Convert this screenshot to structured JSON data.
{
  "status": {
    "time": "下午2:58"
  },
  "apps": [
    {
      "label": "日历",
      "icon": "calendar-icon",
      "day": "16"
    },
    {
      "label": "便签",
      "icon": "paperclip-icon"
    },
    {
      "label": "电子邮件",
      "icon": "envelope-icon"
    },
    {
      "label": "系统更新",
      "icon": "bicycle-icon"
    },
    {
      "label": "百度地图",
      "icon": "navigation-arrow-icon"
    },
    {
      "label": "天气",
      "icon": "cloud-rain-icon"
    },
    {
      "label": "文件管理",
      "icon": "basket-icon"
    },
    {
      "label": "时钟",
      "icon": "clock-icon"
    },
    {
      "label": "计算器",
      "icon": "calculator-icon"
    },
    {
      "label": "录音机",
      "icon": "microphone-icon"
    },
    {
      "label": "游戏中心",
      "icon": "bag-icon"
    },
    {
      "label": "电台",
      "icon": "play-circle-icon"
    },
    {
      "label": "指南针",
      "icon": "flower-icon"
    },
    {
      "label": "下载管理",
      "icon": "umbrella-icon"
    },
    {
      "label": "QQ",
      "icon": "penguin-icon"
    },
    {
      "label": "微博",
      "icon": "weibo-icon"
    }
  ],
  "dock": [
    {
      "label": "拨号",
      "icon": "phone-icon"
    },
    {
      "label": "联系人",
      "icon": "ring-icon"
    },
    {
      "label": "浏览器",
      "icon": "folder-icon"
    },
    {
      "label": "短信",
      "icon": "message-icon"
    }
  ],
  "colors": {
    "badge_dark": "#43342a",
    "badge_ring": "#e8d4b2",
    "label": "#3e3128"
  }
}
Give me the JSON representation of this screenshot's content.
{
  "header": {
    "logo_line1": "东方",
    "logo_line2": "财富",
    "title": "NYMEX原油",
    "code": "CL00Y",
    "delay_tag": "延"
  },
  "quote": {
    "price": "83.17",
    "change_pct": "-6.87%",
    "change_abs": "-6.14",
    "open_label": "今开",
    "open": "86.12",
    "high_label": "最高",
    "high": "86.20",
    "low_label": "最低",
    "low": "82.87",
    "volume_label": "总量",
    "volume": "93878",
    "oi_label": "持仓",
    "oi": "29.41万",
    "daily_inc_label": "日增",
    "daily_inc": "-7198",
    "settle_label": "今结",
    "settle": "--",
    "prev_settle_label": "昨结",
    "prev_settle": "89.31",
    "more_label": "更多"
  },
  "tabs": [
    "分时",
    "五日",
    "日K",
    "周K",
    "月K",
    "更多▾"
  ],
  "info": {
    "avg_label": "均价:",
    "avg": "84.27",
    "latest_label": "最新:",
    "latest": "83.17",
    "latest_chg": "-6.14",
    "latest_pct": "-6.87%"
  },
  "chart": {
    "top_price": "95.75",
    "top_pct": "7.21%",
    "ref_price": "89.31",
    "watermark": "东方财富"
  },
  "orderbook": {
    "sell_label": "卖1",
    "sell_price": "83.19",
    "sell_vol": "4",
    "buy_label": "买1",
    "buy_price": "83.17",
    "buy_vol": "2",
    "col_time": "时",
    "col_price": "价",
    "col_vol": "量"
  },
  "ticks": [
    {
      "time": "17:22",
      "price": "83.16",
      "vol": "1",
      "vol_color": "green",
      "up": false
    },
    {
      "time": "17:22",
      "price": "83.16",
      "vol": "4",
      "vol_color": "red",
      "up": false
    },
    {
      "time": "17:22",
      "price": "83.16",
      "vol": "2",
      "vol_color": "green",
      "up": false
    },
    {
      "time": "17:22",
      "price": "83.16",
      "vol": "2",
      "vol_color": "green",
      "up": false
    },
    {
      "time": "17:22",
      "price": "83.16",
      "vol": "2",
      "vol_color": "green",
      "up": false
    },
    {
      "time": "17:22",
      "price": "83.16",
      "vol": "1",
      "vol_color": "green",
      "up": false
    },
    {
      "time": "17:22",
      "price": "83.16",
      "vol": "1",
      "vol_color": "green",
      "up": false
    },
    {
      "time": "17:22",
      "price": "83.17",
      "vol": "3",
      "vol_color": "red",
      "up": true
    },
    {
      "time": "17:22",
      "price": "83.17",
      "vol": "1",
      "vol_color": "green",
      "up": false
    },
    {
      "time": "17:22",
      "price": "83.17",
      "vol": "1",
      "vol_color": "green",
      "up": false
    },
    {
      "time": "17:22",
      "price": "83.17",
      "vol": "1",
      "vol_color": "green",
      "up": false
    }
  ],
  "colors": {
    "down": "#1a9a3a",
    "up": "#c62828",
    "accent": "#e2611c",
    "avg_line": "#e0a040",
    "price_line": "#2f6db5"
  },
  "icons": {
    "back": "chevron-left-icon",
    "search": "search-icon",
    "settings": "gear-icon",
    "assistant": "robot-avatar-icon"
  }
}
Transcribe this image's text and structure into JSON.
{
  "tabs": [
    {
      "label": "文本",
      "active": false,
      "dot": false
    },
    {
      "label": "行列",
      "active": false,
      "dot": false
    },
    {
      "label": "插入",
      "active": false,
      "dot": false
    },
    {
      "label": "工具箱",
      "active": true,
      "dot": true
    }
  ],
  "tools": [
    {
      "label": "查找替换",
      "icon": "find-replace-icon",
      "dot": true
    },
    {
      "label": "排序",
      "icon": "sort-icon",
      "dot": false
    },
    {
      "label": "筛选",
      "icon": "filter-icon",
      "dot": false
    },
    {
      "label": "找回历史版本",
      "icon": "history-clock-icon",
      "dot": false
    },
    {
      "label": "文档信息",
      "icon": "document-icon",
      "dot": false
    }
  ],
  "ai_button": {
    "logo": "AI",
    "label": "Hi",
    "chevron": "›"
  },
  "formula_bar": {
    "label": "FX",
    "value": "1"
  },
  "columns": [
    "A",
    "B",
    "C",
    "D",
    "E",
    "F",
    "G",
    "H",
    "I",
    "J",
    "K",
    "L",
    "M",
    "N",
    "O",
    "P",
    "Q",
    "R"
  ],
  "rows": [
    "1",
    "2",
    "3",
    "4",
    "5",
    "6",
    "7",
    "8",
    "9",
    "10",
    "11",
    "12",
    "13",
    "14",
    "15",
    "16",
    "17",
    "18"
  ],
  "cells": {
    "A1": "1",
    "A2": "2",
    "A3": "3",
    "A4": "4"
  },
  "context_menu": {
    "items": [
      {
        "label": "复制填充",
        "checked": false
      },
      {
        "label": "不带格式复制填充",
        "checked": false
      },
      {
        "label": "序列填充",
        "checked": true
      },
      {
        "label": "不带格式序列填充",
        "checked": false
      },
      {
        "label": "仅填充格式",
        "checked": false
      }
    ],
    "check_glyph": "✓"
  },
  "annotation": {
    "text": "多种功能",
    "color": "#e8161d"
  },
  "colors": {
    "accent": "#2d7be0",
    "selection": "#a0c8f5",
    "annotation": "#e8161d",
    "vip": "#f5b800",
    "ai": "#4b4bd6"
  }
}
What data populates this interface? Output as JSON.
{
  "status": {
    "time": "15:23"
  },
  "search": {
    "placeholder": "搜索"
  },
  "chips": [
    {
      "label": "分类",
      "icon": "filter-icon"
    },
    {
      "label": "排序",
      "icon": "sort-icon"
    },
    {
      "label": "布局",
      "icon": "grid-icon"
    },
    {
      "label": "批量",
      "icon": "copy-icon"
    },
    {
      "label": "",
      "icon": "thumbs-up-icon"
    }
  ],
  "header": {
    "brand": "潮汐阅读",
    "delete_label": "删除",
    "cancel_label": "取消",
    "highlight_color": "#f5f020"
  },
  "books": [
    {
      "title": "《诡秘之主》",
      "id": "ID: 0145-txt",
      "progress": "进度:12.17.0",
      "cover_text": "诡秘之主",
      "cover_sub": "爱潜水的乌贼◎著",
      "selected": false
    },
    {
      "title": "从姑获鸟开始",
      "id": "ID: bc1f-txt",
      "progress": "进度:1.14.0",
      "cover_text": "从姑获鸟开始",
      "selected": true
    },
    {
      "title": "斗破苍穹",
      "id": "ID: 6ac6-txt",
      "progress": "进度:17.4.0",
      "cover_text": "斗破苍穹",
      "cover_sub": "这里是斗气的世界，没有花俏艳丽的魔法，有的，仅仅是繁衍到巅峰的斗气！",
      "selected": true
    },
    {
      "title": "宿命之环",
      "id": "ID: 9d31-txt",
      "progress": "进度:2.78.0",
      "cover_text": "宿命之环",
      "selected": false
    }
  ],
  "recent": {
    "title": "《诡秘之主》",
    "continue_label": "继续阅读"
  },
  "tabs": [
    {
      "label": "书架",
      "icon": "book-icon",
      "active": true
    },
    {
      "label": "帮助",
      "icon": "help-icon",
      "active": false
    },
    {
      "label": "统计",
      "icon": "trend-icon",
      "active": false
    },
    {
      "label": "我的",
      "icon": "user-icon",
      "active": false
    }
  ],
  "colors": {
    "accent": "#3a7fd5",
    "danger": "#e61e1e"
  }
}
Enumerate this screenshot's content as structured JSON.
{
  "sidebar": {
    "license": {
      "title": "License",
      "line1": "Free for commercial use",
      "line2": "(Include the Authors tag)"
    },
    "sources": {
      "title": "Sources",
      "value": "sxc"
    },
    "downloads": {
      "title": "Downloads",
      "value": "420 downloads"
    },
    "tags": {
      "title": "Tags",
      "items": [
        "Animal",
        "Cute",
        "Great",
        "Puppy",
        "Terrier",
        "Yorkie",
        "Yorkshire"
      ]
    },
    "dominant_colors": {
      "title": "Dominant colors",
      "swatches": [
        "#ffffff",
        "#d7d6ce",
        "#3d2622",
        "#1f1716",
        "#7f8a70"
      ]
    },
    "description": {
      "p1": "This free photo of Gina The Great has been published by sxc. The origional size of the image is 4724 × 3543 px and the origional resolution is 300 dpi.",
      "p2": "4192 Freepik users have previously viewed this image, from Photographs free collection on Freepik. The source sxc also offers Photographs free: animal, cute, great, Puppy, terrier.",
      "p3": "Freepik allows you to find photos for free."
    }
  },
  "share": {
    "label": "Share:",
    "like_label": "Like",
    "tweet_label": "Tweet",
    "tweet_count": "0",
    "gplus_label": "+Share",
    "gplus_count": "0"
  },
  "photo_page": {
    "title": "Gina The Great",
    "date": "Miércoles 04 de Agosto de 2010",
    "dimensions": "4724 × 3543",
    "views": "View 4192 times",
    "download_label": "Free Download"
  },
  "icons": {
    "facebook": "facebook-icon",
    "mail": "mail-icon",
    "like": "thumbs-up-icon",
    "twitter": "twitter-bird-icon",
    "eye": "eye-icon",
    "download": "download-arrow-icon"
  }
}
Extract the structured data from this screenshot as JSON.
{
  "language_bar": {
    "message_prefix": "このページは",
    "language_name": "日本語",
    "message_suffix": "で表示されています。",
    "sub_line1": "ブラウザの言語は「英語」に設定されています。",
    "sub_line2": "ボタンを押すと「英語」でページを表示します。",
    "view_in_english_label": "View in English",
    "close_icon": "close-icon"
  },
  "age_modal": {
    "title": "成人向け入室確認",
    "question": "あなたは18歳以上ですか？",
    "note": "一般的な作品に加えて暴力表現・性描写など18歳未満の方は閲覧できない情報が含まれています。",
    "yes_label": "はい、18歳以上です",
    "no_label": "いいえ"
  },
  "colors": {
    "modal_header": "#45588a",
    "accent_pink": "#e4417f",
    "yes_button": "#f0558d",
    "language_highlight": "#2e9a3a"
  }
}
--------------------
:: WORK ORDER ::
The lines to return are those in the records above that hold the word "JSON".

:: TASK OUTPUT ::
Convert this screenshot to structured JSON data.
Give me the JSON representation of this screenshot's content.
Transcribe this image's text and structure into JSON.
What data populates this interface? Output as JSON.
Enumerate this screenshot's content as structured JSON.
Extract the structured data from this screenshot as JSON.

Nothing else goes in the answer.